Don’t look now, but the field of naked bikes slotting in just below the 1000cc mark is starting to rise – and we’re all the better for it. Maybe the OEMs have figured out that those big beasts in the upper echelons of naked bike performance are just too much for the more sensible among us. They’re too big, too fast, too powerful, with too much electronics, and too much of a price tag. For those of us still with a desire for naked bike fun, but at a slightly more moderate pace, we bring you the assembly of motorcycling you see before you.
It’s all relative. How good or bad a thing is all depends on the competition, doesn’t it – a thing that’s kept us employed and entertained for more than a few years now. Competition is good for business; MO comparison tests usually always draw in more eyeballs than single-bike reviews. In a perfect world, we’d gather up all five or six contenders in a given class for a week-long flog over hill and dale and racetrack. But in the real world of today, well shoot – it looks like our Top Five most-read comparisons of 2020 are only two bikes each.
Going into it, we were thinking Triumph’s new Speed Twin might be a heavy favorite for the win again in this tough category. But in the actual event, after we got our mitts on one for testing here at MO HQ, we were just slightly underwhelmed with the first modern Triumph to wear that name since the original Speed Twin, way back in 1936. Our disappointment turned to joy, though, when we traded the Speed Twin a couple weeks later for a new Scrambler 1200 XC.
There are a million ways to skin a cat, as they say, and the field that is the 900cc-ish middleweight naked bike segment is a perfect example. Just take these two cats. After we put the KTM 890 Duke R and Triumph Street Triple R head-to-head, Burns gave us flack for not throwing the Kawasaki Z900 in the mix. I still don’t think it quite has enough to top its Austrian or British counterparts, but it’s peppy enough and should be thrown up against something – if for nothing else than to shut John up.
We may have done a grave disservice to the Z900. When it was brand new in 2017, we bestowed upon the newly right-sized Kawasaki (bigger than the Z800 but smaller than the Z1000), our coveted Best Standard of the Year award – and that is one dog-eat-dog category. Three years ago we (I) wrote:
The only thing unpredictable about that announcement is that there’s no word on the Z900RS Cafe. Oh well. The Z900RS has drawn tons of interest ever since its leakage right before the big EICMA show last month, and now it’ll be North American buyers’ chance to put their money where their retro-loving mouths are – on the order of $10,999.

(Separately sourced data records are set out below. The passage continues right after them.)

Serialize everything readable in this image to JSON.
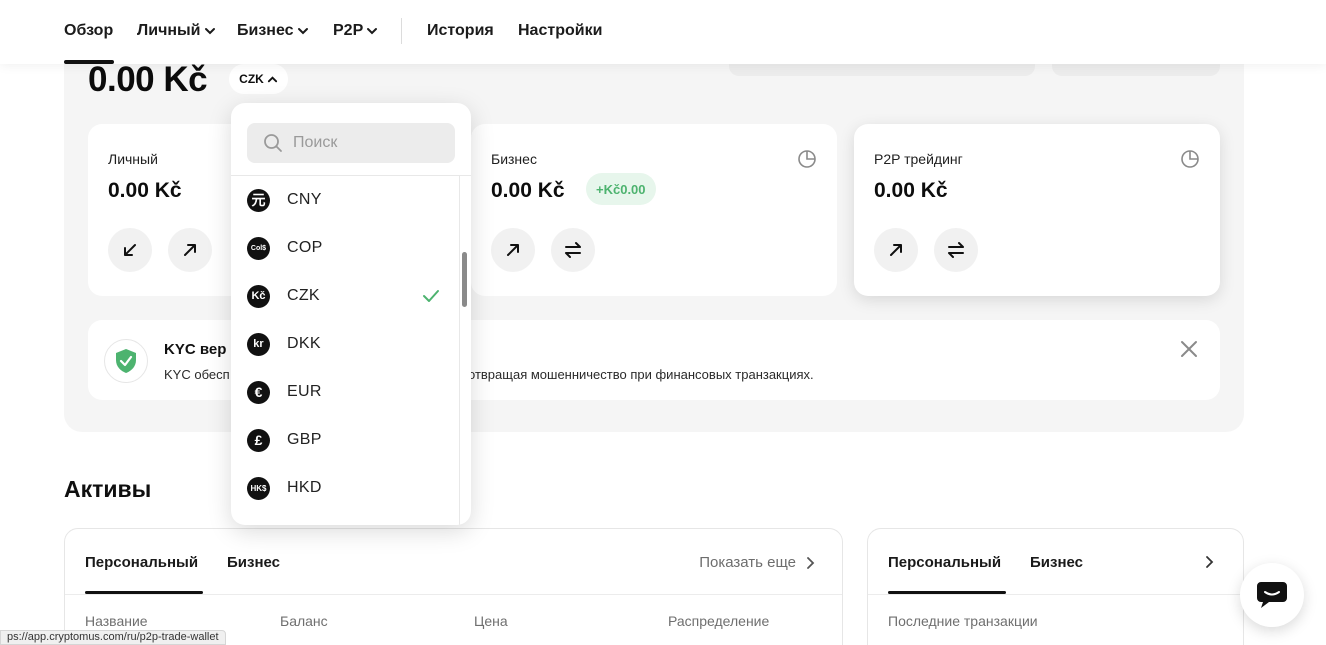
{
  "nav": {
    "overview": "Обзор",
    "personal": "Личный",
    "business": "Бизнес",
    "p2p": "P2P",
    "history": "История",
    "settings": "Настройки"
  },
  "balance": {
    "total": "0.00 Kč",
    "currency": "CZK"
  },
  "wallets": [
    {
      "title": "Личный",
      "balance": "0.00 Kč"
    },
    {
      "title": "Бизнес",
      "balance": "0.00 Kč",
      "badge": "+Kč0.00"
    },
    {
      "title": "P2P трейдинг",
      "balance": "0.00 Kč"
    }
  ],
  "kyc": {
    "title": "KYC вер",
    "desc_part1": "KYC обесп",
    "desc_part2": "отвращая мошенничество при финансовых транзакциях."
  },
  "assets": {
    "title": "Активы",
    "tabs": [
      "Персональный",
      "Бизнес"
    ],
    "show_more": "Показать еще",
    "columns": [
      "Название",
      "Баланс",
      "Цена",
      "Распределение"
    ]
  },
  "transactions": {
    "tabs": [
      "Персональный",
      "Бизнес"
    ],
    "column": "Последние транзакции"
  },
  "dropdown": {
    "search_placeholder": "Поиск",
    "selected": "CZK",
    "items": [
      {
        "code": "CNY",
        "symbol": "元"
      },
      {
        "code": "COP",
        "symbol": "Col$"
      },
      {
        "code": "CZK",
        "symbol": "Kč"
      },
      {
        "code": "DKK",
        "symbol": "kr"
      },
      {
        "code": "EUR",
        "symbol": "€"
      },
      {
        "code": "GBP",
        "symbol": "£"
      },
      {
        "code": "HKD",
        "symbol": "HK$"
      }
    ]
  },
  "status_url": "ps://app.cryptomus.com/ru/p2p-trade-wallet",
  "colors": {
    "accent_green": "#4db36f",
    "panel_bg": "#f5f5f5",
    "dark": "#111111"
  }
}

Every once in awhile we get opened-end motorcycle loan agreements from manufacturers. What does that mean for you? It means we have a chance to really put a motorcycle through the ringer. We have the time to schedule overnight, long rides. We have the time to schedule track days. We have the time to really live with a motorcycle and give our best interpretation of what it would be like for a potential owner to, well, actually own the thing.
Kawasaki has an impressive stable of naked Z bikes (including our MOBO Best Standard winner, the Z900) but not everyone’s a fan of the line’s aesthetic. Sure, some people might like the Michael Bay Transformers look, but some people want their Bumblebee to look more like a classic VW Beetle than a modern Camaro.
This could’ve gone several ways and almost did. As all the world’s manufacturers scramble to fill a burgeoning need for what we used to call just plain old motorcycles, choosing just one becomes more difficult – especially since eligible new players have only recently been made available to us for testing. I liked the new 2018 Suzuki GSX-S750 very much a couple of weeks ago, also the heavily revised 797 Ducati Monster reviewed way back in March. It doesn’t help that “Standard” is such an amorphous category… last year, the new Triumph Street Twin took home the trophy.
For all those traditionalists/purists who bemoan modern motorcycle electronics (TC, ride modes, electronic suspension, etc.), Kawasaki has a bike for you. The 2017 Kawasaki Z900 in this review is lighter and more agile than either the Z800 or Z1000, is more powerful than the Z800, costs way less than the Z1000, and is devoid of electronics save its gear-position indicator.
EICMA and Intermot have come and gone and the question on most American consumers’ minds is which of the wonderful new models will be making their way to the U.S.? Today, Kawasaki answered their part of the question, confirming the ZX-10RR, Ninja 1000, Ninja 650, Z900, Z650 and the Versys-X 300 for the U.S. market.